Announcing a Freemium version! Get your FREE subscription to Organic Insider today!

MUST-READ: A New Class of GMOs that Doesn’t Need Government Approval

MUST-READ: A New Class of GMOs that Doesn't Need Government Approval

Just when you thought that GMOs, as we know them today, were bad enough, get ready for something potentially worse to deal with. In a recent New York Times article, it was reported that biotech companies have discovered and exploited a loophole in government regulation that allows them to create a different breed of GMOs and market them […]

GMO USDA
LivingMaxwell.com

Researcher holding up a GMO vegetable. Genetically modified organism or GEO here transgenic plant is

Just when you thought that GMOs, as we know them today, were bad enough, get ready for something potentially worse to deal with.

In a recent New York Times article, it was reported that biotech companies have discovered and exploited a loophole in government regulation that allows them to create a different breed of GMOs and market them to the public without needing approval from the USDA.

They are doing this by inserting genetic material from a plant, instead of genetic material from a plant pest (GMOs are often inserted via a bacterium, which contains a genetic “on” switch from a plant virus). So, if it is material from a plant but not a plant pest, companies can circumvent the laws and avoid regulation, something which the USDA has confirmed.

As a result, there are several new crops using this methodology that are now in development and can go directly to market.

They include:

– A new herbicide-resistant canola

– A corn that would create less pollution from livestock waste

– Switch grass tailored for biofuel production

– An ornamental plant that glows in the dark.

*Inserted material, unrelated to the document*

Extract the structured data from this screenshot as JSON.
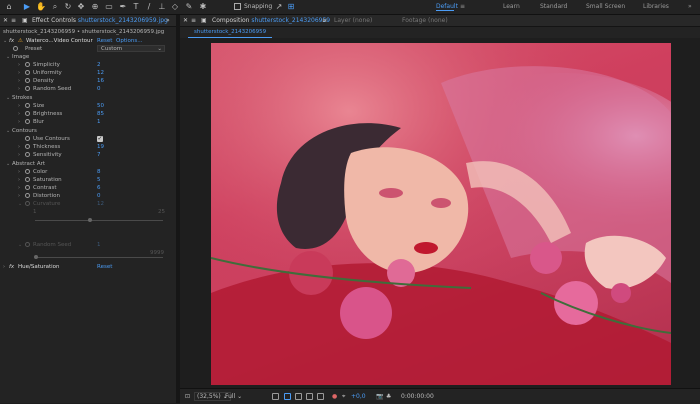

Another example of this was something that I shared on Facebook the other day – a genetically-engineered grass by Scotts that does not need USDA approval.

While the EPA and FDA could potentially intervene and require this method to come under government regulation, don’t hold your breath. After all, the EPA just approved new GM-corn and soy crops resistant to the super-toxic 2,4-D.

The bottom line is that this new methodology is still genetic engineering and must be regulated by our government. Let’s hope Congress gets involved and does its best to make sure regulations keep pace with technology.

The potential environmental and health risks are too great to ignore.

—-

Want to stay up-to-date on the most important news and products in the organic food world?

If so, make sure you Like my Facebook page, follow me on Instagram and join my email list.

To join my newsletter list, please enter your email below and I’ll send you my Top 5 Inexpensive Ways to Shop Organic.


Signature: Have a great day!


6 Comments

  • Max,
    Those four instances of plants that you mention have all been around (or in development) for a long time. The only news here, if any, is that their lawyers may have found a loophole.
    Most of the arguments one way or the other come from people paid to wage the PR argument either for or against the technology (for more or less money).
    I wrote a book proposal about his in 2000 and was told “nobody cares.” Six years later I trotted it out and was told “old news.” Another 8 years and where are we?
    It makes me glad I am semi-retired…because I am certainly tired of the same old stuff being ponied up over and over and I am happy not to be whipping that dog and pony to feed my (now grown) family.
    Maybe we should all run for the US Congress, where we could really accomplish something.

  • amanda says:

    I agree with Richard. If a demand for non GMO corn is increasing why not produce more sustainable organic farms? Why do these damn companies have to make things so complicated?

  • The question is do these plants/cultivars fall under the the definition of “‘living modified organism’ as defined in the Cartagena Protocol on Biosafety, “which regulates international trade in living GMOs (specifically, ‘any living organism that possesses a novel combination of genetic material obtained through the use of modern biotechnology’).”

    If it is possible to naturally create these hybrids and all they are doing is essentially a short cut I fail to see the issue other than the issues facing ALL plant breeders.
    Ironically, it is the demand for non-GMO corn that has led to an upswing in 2,4D use on the agricultural side of things. One of the things lost in the noise of the labeling fight is that rather than focusing people on organic crops were are giving a free pass to crops that actually use MORE herbicides, fungicides, and insecticides. For my honeybees apples and squash are far more deadly than a GMO crop or even a non-GMO 2,4D crop. Studies recently show a massive impact on bee gut flora as a result of fungicides used in orchards.

  • A correction. 2,4D was not just approved. It has been approved for nearly 80 years. Non-GMO corn demand has led to its increased use over the years.

    • Max Goldberg says:

      Richard,

      Agreed, it has been around for a while.

      In the organic community, these new GMO crops resistant to 2,4-D are widely referred to as simply “2,4-D”, so that is why I put it in that way. I have clarified it above so there is no confusion.

      Live well,
      Max

Post a Comment

Your email address will not be published. Required fields are marked *

This site uses Akismet to reduce spam. Learn how your comment data is processed.